● LISTED RECORDS
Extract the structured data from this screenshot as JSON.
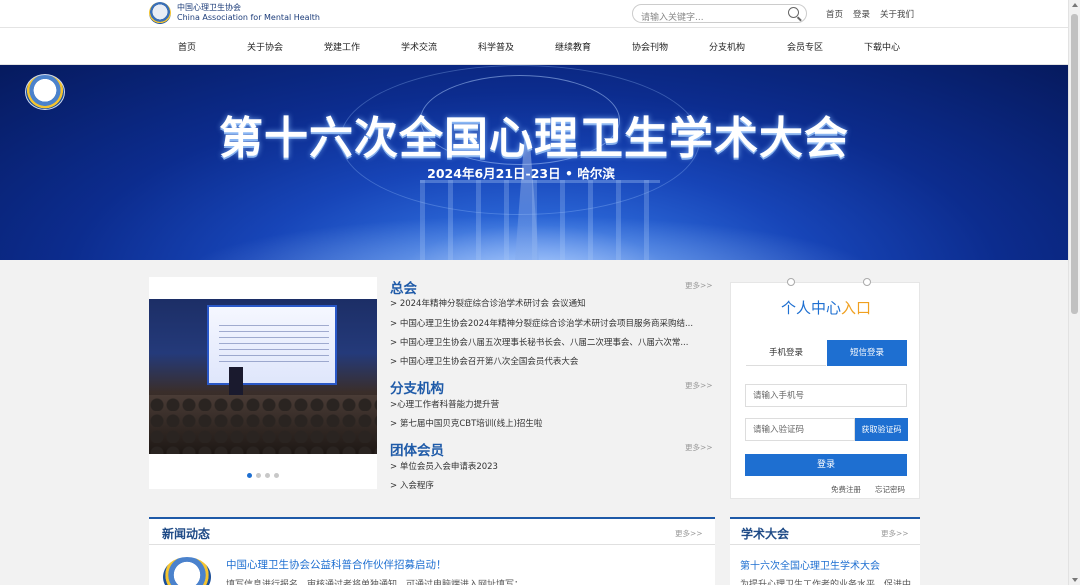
{
  "header": {
    "logo_cn": "中国心理卫生协会",
    "logo_en": "China Association for Mental Health",
    "search_placeholder": "请输入关键字...",
    "links": [
      "首页",
      "登录",
      "关于我们"
    ]
  },
  "nav": [
    "首页",
    "关于协会",
    "党建工作",
    "学术交流",
    "科学普及",
    "继续教育",
    "协会刊物",
    "分支机构",
    "会员专区",
    "下载中心"
  ],
  "banner": {
    "title": "第十六次全国心理卫生学术大会",
    "date": "2024年6月21日-23日 • 哈尔滨"
  },
  "slideshow": {
    "dots": 4,
    "active": 0
  },
  "sections": {
    "more": "更多>>",
    "zonghui": {
      "title": "总会",
      "items": [
        "> 2024年精神分裂症综合诊治学术研讨会 会议通知",
        "> 中国心理卫生协会2024年精神分裂症综合诊治学术研讨会项目服务商采购结...",
        "> 中国心理卫生协会八届五次理事长秘书长会、八届二次理事会、八届六次常...",
        "> 中国心理卫生协会召开第八次全国会员代表大会"
      ]
    },
    "branch": {
      "title": "分支机构",
      "items": [
        ">心理工作者科普能力提升营",
        "> 第七届中国贝克CBT培训(线上)招生啦"
      ]
    },
    "group": {
      "title": "团体会员",
      "items": [
        "> 单位会员入会申请表2023",
        "> 入会程序"
      ]
    }
  },
  "personal_center": {
    "title_part1": "个人中心",
    "title_part2": "入口",
    "tab_phone": "手机登录",
    "tab_sms": "短信登录",
    "phone_placeholder": "请输入手机号",
    "code_placeholder": "请输入验证码",
    "get_code": "获取验证码",
    "login": "登录",
    "register": "免费注册",
    "forgot": "忘记密码"
  },
  "news": {
    "title": "新闻动态",
    "more": "更多>>",
    "feature_title": "中国心理卫生协会公益科普合作伙伴招募启动！",
    "feature_snippet": "填写信息进行报名，审核通过者将单独通知，可通过电脑端进入网址填写："
  },
  "conference": {
    "title": "学术大会",
    "more": "更多>>",
    "item_title": "第十六次全国心理卫生学术大会",
    "item_snippet": "为提升心理卫生工作者的业务水平，促进中"
  },
  "colors": {
    "brand_blue": "#1e6fd1",
    "heading_blue": "#1e5aa8",
    "accent_orange": "#f0a020"
  }
}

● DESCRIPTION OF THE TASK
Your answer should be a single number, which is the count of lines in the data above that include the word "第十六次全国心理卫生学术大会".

● RESPONSE AREA
2